Having gone through the stages of infancy and turbulent adolescence, humanity is now approaching maturity, a stage that will witness “the reconstruction and the demilitarization of the whole civilized world – a world organically unified in all the essential aspects of life. …”
In no other country is the promise of organic unity more immediately demonstrable than in the United States, because this country is a microcosm of the diverse populations of the earth. Yet this promise remains largely unrealized even here because of the endemic racism that, like cancer, is corroding the vitals of the nation.
For too much of its history and in so many places, the human race has squandered its energy and resources in futile efforts to prove the unprovable: that one portion of itself, because of separation by geography, a difference in skin color or the diversity of cultural expression, is intrinsically distinct from another portion.
The ignorance and prejudice on which such efforts are founded have led to endless conflicts in the name of the sanctity of tribe, race, class, nation and religion.

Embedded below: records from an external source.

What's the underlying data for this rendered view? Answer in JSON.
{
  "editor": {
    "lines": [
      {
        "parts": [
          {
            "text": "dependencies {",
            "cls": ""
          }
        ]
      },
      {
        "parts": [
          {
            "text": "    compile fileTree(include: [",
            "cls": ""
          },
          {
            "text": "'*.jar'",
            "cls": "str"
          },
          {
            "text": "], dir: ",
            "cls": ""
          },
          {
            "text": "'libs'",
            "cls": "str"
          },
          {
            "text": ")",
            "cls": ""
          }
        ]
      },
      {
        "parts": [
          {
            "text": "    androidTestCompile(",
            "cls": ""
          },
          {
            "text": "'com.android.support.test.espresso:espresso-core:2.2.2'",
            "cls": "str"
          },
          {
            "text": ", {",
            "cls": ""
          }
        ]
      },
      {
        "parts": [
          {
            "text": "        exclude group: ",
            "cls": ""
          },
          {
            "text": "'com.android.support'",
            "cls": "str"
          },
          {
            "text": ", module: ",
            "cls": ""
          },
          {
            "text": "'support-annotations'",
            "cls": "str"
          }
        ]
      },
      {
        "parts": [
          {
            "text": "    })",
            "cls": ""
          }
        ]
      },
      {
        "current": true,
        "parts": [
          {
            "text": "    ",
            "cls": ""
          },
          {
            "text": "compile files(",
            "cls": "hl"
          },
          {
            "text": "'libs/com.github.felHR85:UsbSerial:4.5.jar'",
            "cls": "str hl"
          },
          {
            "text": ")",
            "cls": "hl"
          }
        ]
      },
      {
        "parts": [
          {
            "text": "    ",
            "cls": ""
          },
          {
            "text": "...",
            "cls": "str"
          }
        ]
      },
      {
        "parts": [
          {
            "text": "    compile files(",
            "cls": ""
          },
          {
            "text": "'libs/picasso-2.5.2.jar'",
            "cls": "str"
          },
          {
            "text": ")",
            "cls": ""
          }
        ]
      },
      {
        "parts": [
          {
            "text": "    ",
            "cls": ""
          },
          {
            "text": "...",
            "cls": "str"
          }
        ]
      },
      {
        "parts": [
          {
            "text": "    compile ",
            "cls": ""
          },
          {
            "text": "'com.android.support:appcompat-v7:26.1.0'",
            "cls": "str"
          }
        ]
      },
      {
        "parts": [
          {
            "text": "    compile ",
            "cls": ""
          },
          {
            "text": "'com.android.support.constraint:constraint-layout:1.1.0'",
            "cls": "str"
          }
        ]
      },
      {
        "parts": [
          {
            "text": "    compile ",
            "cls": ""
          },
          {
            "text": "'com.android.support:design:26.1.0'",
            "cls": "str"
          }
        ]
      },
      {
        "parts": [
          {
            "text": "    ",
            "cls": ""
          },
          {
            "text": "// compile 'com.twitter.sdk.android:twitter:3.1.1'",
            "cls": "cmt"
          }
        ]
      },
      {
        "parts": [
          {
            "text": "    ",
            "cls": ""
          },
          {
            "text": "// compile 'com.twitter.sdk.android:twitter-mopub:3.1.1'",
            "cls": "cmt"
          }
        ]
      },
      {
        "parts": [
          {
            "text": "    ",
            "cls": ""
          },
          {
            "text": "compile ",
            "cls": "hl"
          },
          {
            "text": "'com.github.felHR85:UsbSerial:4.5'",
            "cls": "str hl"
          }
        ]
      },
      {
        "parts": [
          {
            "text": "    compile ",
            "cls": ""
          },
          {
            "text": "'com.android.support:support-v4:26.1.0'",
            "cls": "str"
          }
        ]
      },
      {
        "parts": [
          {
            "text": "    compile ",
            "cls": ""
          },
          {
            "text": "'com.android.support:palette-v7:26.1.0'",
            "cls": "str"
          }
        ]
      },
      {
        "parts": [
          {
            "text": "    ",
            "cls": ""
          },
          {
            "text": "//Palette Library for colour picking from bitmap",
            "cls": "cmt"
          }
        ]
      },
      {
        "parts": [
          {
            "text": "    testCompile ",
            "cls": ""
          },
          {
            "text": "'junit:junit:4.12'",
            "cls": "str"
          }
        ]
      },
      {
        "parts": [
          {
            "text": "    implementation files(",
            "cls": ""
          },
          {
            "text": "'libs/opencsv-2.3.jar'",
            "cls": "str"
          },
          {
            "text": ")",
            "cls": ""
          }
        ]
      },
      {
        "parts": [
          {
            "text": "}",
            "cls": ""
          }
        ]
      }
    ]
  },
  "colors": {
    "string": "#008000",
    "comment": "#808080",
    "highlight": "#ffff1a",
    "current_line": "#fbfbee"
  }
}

Paradoxical as it might seem, in the consistency of the negative efforts across the spectrum of race, humanity has proved the exact opposite: It has affirmed its oneness.
The proof is in the fact that, given the same circumstances, all people, regardless of ethnic or cultural variety, behave essentially the same way. In the futility of its efforts to classify and separate its diverse elements, humanity has become disoriented and confused. Unaided by the divine influence of religion, people are incapable of achieving a proper orientation to their innermost reality and purpose and are thus unable to achieve a coherent vision of their destiny.
It is in this respect that the Baha’is find relevancy, direction and fulfillment in the teachings of Baha’u’llah, the founder of their faith.
The oneness of humanity is a spiritual truth abundantly confirmed by science. Recognition of this truth compels the abandonment of all prejudices of race, color, creed, nation and class – of “everything which enable people to consider themselves superior to others.”
The principle of the oneness of humankind “is no mere outburst of ignorant emotionalism or an expression of vague and pious hope. … It does not constitute merely the enunciation of an ideal. … It implies on organic change in the structure of present-day society, a change such as the world has not yet experienced.”
(Part 2 in a series on “The Vision of Race Unity America’s Most Challenging Issue,” 1991. Printed with permission of copyright holder National Spiritual Assembly of the Baha’is of the United States with all rights reserved.)